The most recent report from Yardi Matrix, for example, found newly completed apartments still accounted for less than 1 percent of the inventory overall.
But in certain preferable submarkets, such as Folsom, multifamily developers are ramping up. There, the demographics suggest building a new project is economically justifiable because residents can afford the rents the developer wants to make the project profitable.
In Folsom, about 1,000 new units are either under construction or entitled, many of them in an area near the Palladio retail and office complex visible from Highway 50.
Geoff Brown, CEO at Roseville-based USA Properties Fund Inc., said at least the first phase of 293-unit Talavera Ridge should start filling up in about a year’s time, with leasing to start next spring.
Nearby, DesCor Builders is building in phases for The Pique, a 327-unit project slated for total completion in 2021. Elliott Homes is the developer for that project, while USA Properties is both developer and builder for Talavera Ridge.
Both projects are market rate, a label that typically means fairly upscale in recent years, as developers say they need rents affordable to wealthier residents in order to make projects work.
But with more “luxury” projects coming to market, Brown said, he’d need another year of perspective to know whether every project is equally viable.
“I believe there’s still plenty of demand because we just have such a housing shortage in the state,” he said. “But you don’t assume anything.”
While demand is still rising as the economy continues to grow, he said, construction costs are also rising. USA Properties is also developing a 300-unit project in Roseville, and has four more in other parts of California breaking ground this summer.
Roseville, like Folsom, is considered a more affluent submarket.
Permits pending for spec office building in South Natomas
Construction should start soon on the first speculative office development in Sacramento’s South Natomas submarket in about a decade.
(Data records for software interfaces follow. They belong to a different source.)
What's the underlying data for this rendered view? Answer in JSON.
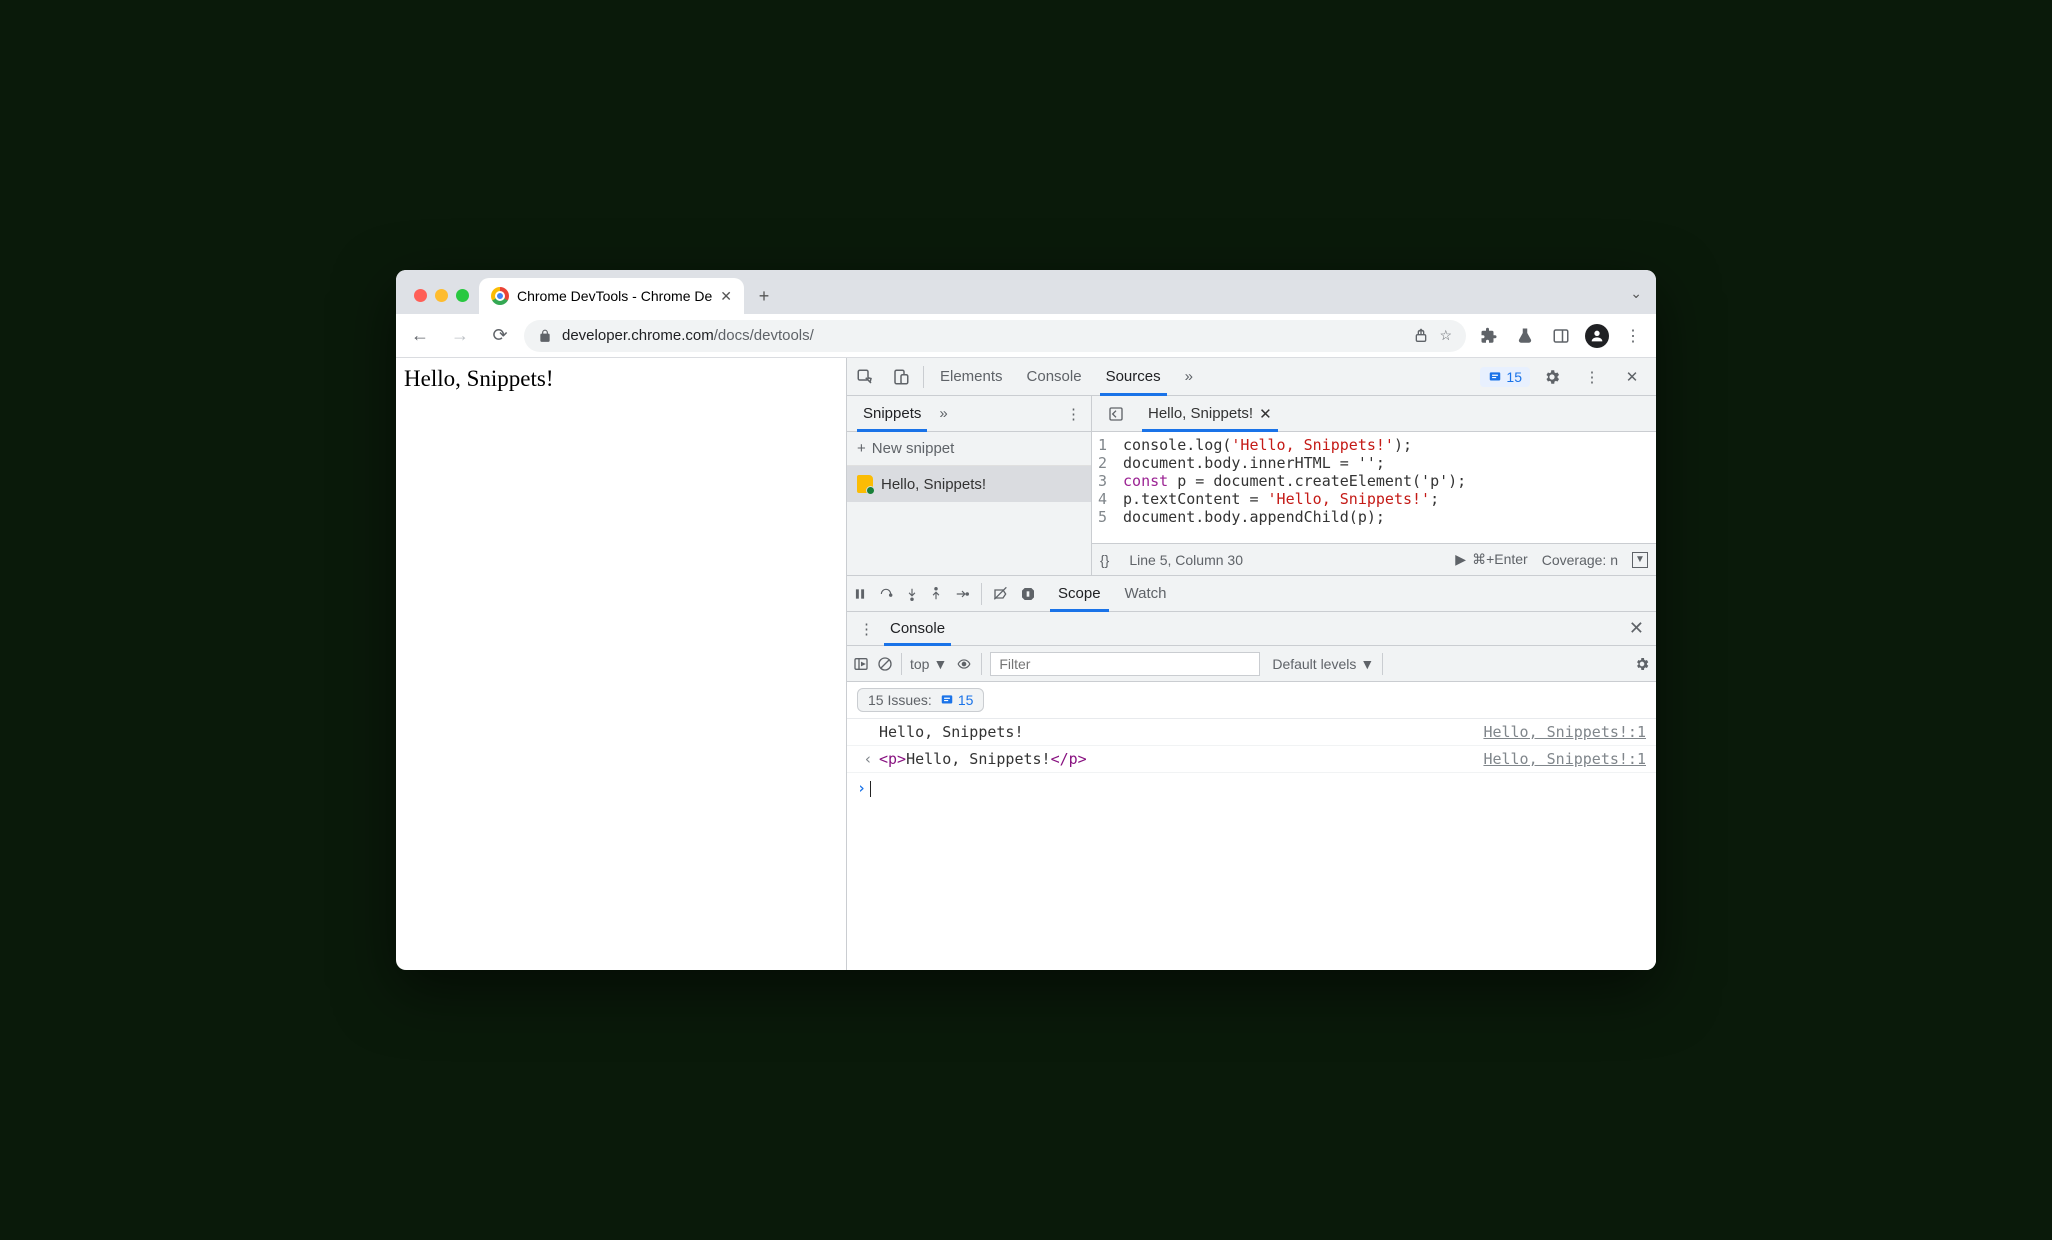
{
  "browser": {
    "tab_title": "Chrome DevTools - Chrome De",
    "url_host": "developer.chrome.com",
    "url_path": "/docs/devtools/"
  },
  "page": {
    "body_text": "Hello, Snippets!"
  },
  "devtools": {
    "tabs": {
      "elements": "Elements",
      "console": "Console",
      "sources": "Sources"
    },
    "issues_count": "15",
    "snippets": {
      "tab": "Snippets",
      "new_label": "New snippet",
      "item": "Hello, Snippets!"
    },
    "editor": {
      "open_tab": "Hello, Snippets!",
      "lines": [
        {
          "n": "1",
          "pre": "console.log(",
          "str": "'Hello, Snippets!'",
          "post": ");"
        },
        {
          "n": "2",
          "txt": "document.body.innerHTML = '';"
        },
        {
          "n": "3",
          "kw": "const",
          "rest": " p = document.createElement('p');"
        },
        {
          "n": "4",
          "pre": "p.textContent = ",
          "str": "'Hello, Snippets!'",
          "post": ";"
        },
        {
          "n": "5",
          "txt": "document.body.appendChild(p);"
        }
      ],
      "status": {
        "braces": "{}",
        "pos": "Line 5, Column 30",
        "run": "⌘+Enter",
        "coverage": "Coverage: n"
      }
    },
    "dbg_tabs": {
      "scope": "Scope",
      "watch": "Watch"
    },
    "drawer": {
      "tab": "Console",
      "context": "top",
      "filter_placeholder": "Filter",
      "levels": "Default levels",
      "issues_label": "15 Issues:",
      "issues_badge": "15",
      "rows": [
        {
          "pre": "",
          "msg": "Hello, Snippets!",
          "src": "Hello, Snippets!:1"
        },
        {
          "pre": "‹",
          "tag_open": "<p>",
          "body": "Hello, Snippets!",
          "tag_close": "</p>",
          "src": "Hello, Snippets!:1"
        }
      ]
    }
  }
}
Bannon Investors is the force behind a planned three-story, 90,000-square-foot building at 2555 Natomas Park Drive, near the firm’s 12-story building from 2009, Gateway 2020. Bannon has applied to the city of Sacramento for building permits for the new project, which should open in summer 2019, said Tom Aguer, principal and managing director at commercial real estate brokerage Avison Young.